“We’ve been getting deer hits about one a day,” manager Greg Denk Jr. said. “This week, we’ve taken in at least four deer hits.”

Around half a dozen cars on the lot Wednesday had damage from deer-related crashes, including busted front bumpers and pushed-in corners to dented doors and gashes in the hood.

One car in the garage, which Denk said came in weeks ago, needed around $10,000 in repairs after a collision with a deer.

“You can have damage on a car anywhere from $2,500 on up to $10,000 just depending on where it hits the car,” he said.

As a result of deer habits, October through December marks the peak time of year for deer-related crashes.

“It mainly comes down to biology,” Jessica Barnett of Kansas State Research and Extension said. “Especially in November, we’re seeing the peak of their mating season.”

Experts advise drivers to be more watchful at dusk and dawn, look for deer sign warnings and use high beams when there is no oncoming traffic.

Most of all, if a deer is ever in line with a driver, experts say the driver should hit the deer head-on instead of trying to swerve to avoid a possibly worse accident.

“Your trip into work and coming home from work are two of the big times you have got to be paying attention on the roadways,” Barnett said.

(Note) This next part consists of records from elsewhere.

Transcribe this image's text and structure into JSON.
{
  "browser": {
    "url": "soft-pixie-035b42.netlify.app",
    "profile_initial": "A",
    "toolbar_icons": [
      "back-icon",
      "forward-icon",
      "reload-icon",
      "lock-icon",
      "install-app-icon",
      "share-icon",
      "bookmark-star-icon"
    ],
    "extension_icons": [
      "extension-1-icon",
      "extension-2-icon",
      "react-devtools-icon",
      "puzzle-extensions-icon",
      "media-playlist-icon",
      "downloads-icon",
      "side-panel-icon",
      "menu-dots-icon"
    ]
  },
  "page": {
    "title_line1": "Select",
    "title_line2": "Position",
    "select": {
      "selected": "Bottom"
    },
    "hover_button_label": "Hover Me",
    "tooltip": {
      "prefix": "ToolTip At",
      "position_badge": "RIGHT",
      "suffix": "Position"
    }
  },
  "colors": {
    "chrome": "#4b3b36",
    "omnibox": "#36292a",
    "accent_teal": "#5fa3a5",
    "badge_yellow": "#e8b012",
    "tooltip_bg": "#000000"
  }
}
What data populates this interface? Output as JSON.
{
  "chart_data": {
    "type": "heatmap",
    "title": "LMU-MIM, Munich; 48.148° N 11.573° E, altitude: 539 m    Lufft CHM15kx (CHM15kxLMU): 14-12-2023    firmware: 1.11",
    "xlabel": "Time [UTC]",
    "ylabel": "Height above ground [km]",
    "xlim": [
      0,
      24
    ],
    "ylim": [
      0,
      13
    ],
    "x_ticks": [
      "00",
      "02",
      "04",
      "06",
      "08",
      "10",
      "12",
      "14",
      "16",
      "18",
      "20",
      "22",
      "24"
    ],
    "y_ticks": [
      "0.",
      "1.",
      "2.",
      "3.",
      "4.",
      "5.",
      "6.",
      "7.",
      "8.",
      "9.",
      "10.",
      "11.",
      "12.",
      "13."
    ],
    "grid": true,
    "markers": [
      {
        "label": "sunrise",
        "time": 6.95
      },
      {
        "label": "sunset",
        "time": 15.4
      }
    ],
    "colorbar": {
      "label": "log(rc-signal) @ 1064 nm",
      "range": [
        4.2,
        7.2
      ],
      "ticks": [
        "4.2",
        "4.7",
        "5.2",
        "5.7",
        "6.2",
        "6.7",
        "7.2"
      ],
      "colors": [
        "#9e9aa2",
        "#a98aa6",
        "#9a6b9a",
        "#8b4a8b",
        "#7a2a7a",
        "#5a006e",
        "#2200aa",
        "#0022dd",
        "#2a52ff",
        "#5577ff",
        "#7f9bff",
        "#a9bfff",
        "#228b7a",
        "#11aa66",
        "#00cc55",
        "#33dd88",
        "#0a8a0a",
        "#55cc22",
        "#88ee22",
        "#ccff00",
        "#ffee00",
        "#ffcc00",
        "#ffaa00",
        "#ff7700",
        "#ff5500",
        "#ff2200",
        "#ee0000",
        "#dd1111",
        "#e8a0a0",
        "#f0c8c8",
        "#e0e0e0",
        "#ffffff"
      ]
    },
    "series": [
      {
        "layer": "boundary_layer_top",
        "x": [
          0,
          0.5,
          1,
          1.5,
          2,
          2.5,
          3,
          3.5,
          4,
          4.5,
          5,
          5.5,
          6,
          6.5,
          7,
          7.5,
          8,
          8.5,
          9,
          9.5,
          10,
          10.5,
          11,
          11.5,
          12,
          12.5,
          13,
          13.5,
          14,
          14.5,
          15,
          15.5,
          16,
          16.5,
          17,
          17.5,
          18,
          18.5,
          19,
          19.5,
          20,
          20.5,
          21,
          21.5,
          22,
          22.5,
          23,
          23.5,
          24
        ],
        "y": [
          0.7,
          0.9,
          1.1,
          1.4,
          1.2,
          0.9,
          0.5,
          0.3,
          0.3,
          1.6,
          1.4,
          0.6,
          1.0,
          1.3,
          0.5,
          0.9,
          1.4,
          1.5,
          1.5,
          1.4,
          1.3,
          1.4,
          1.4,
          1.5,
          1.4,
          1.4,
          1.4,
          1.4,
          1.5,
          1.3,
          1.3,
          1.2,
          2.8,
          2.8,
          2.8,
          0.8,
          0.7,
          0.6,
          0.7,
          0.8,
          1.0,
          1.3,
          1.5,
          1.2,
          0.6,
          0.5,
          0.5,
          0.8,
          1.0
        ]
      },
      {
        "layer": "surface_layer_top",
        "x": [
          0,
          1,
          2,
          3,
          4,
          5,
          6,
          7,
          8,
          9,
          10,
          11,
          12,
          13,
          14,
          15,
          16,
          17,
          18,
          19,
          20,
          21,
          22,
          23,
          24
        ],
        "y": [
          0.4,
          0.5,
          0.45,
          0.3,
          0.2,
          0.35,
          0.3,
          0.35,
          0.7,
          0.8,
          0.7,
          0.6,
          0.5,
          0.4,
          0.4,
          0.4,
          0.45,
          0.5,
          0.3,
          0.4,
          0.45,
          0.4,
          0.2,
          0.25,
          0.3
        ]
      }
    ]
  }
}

According to the numbers released from KDOT, Sedgwick County recorded the most amount of deer-related crashes last year followed by Butler County.